**How to complete this task**
Each record is to be printed again precisely as it reads.

[Stored items]
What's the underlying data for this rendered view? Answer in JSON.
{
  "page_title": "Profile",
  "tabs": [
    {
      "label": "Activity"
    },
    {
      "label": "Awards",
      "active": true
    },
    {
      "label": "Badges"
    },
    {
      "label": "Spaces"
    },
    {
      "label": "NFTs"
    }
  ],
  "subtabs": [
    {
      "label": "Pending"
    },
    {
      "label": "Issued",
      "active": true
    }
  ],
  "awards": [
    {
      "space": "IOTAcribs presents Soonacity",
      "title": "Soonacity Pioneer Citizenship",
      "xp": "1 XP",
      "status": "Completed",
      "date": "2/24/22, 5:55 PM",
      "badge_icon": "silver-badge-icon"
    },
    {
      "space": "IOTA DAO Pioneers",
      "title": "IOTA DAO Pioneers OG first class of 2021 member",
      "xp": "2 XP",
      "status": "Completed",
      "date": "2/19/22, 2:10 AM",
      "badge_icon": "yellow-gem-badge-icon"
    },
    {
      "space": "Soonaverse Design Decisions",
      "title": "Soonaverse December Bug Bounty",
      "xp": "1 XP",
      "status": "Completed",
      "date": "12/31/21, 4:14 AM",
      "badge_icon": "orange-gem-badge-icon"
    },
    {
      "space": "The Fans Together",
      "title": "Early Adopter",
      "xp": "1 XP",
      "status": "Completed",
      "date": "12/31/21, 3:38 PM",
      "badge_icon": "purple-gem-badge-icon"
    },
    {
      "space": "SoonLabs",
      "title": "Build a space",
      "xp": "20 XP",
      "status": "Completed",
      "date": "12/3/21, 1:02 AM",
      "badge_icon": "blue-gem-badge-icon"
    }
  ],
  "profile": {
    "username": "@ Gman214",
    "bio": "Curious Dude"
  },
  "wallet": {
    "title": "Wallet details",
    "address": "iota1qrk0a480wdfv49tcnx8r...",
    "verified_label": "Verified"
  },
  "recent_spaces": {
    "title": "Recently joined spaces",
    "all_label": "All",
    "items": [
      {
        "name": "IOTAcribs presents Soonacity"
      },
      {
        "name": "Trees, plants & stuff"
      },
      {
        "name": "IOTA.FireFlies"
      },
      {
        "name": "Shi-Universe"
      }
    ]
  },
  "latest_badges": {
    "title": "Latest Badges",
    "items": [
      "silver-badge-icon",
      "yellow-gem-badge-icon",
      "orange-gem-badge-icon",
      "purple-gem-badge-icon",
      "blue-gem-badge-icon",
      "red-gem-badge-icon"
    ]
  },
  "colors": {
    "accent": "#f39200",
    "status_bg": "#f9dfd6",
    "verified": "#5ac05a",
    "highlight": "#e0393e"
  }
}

**Response box**
What's the underlying data for this rendered view? Answer in JSON.
{
  "page_title": "Profile",
  "tabs": [
    {
      "label": "Activity"
    },
    {
      "label": "Awards",
      "active": true
    },
    {
      "label": "Badges"
    },
    {
      "label": "Spaces"
    },
    {
      "label": "NFTs"
    }
  ],
  "subtabs": [
    {
      "label": "Pending"
    },
    {
      "label": "Issued",
      "active": true
    }
  ],
  "awards": [
    {
      "space": "IOTAcribs presents Soonacity",
      "title": "Soonacity Pioneer Citizenship",
      "xp": "1 XP",
      "status": "Completed",
      "date": "2/24/22, 5:55 PM",
      "badge_icon": "silver-badge-icon"
    },
    {
      "space": "IOTA DAO Pioneers",
      "title": "IOTA DAO Pioneers OG first class of 2021 member",
      "xp": "2 XP",
      "status": "Completed",
      "date": "2/19/22, 2:10 AM",
      "badge_icon": "yellow-gem-badge-icon"
    },
    {
      "space": "Soonaverse Design Decisions",
      "title": "Soonaverse December Bug Bounty",
      "xp": "1 XP",
      "status": "Completed",
      "date": "12/31/21, 4:14 AM",
      "badge_icon": "orange-gem-badge-icon"
    },
    {
      "space": "The Fans Together",
      "title": "Early Adopter",
      "xp": "1 XP",
      "status": "Completed",
      "date": "12/31/21, 3:38 PM",
      "badge_icon": "purple-gem-badge-icon"
    },
    {
      "space": "SoonLabs",
      "title": "Build a space",
      "xp": "20 XP",
      "status": "Completed",
      "date": "12/3/21, 1:02 AM",
      "badge_icon": "blue-gem-badge-icon"
    }
  ],
  "profile": {
    "username": "@ Gman214",
    "bio": "Curious Dude"
  },
  "wallet": {
    "title": "Wallet details",
    "address": "iota1qrk0a480wdfv49tcnx8r...",
    "verified_label": "Verified"
  },
  "recent_spaces": {
    "title": "Recently joined spaces",
    "all_label": "All",
    "items": [
      {
        "name": "IOTAcribs presents Soonacity"
      },
      {
        "name": "Trees, plants & stuff"
      },
      {
        "name": "IOTA.FireFlies"
      },
      {
        "name": "Shi-Universe"
      }
    ]
  },
  "latest_badges": {
    "title": "Latest Badges",
    "items": [
      "silver-badge-icon",
      "yellow-gem-badge-icon",
      "orange-gem-badge-icon",
      "purple-gem-badge-icon",
      "blue-gem-badge-icon",
      "red-gem-badge-icon"
    ]
  },
  "colors": {
    "accent": "#f39200",
    "status_bg": "#f9dfd6",
    "verified": "#5ac05a",
    "highlight": "#e0393e"
  }
}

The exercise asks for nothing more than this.